This year has been particularly busy as I was invited to take part in St Luke's Hospice Elmer's Big Parade and had great fun designing and painting one of the 40 large elephants seen around Plymouth. I have also painted two large scale mural projects and numerous portrait commissions as well as taking part in our regular Open Studios event.
Networking and joining group organisations are always a good thing to promote your art work, so thank you to everyone involved with running Drawn to the Valley, your hard work is greatly appreciated.
What's the best work related thing you have done recently?
It has to be the Sky Arts Portrait competition, closely followed by the Elmer project for St Lukes, however meeting Jody Comer of Killing Eve fame is a close second.
What irritates you?
Typing long articles like this and slow drivers, so many around here!!
Who do you most admire?
Francis Bacon, because he just didn't care one jot about who or what anyone thought nor cared about his work, his paintings, its pure integrity with Bacon, pure expression.
Who would you most like to meet?
John Singer Sargent or Michelangelo or Sir Vivian Richards.
What is your favourite place?
Florence...it's like going home really.
What's your favourite book and film?
Book: Work, and how to avoid it!
Film: Of Time and Place, (a visual essay on the decline of inner city Liverpool) or Death in Venice or Diva.

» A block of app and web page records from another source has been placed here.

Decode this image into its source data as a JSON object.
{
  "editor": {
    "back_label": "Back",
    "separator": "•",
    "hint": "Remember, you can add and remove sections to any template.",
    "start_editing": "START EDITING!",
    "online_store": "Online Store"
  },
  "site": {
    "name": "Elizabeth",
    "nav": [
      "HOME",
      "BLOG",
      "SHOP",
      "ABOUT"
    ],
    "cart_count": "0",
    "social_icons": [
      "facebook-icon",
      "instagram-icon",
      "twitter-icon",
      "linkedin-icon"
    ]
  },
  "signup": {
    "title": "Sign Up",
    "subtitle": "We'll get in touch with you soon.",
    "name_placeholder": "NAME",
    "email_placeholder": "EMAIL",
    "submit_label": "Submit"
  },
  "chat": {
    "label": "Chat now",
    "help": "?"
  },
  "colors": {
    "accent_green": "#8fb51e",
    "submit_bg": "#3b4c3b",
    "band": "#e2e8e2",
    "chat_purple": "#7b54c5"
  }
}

What motivates and inspires you?
Light, that's it, light hitting things, also I remain eternally optimistic about nothing!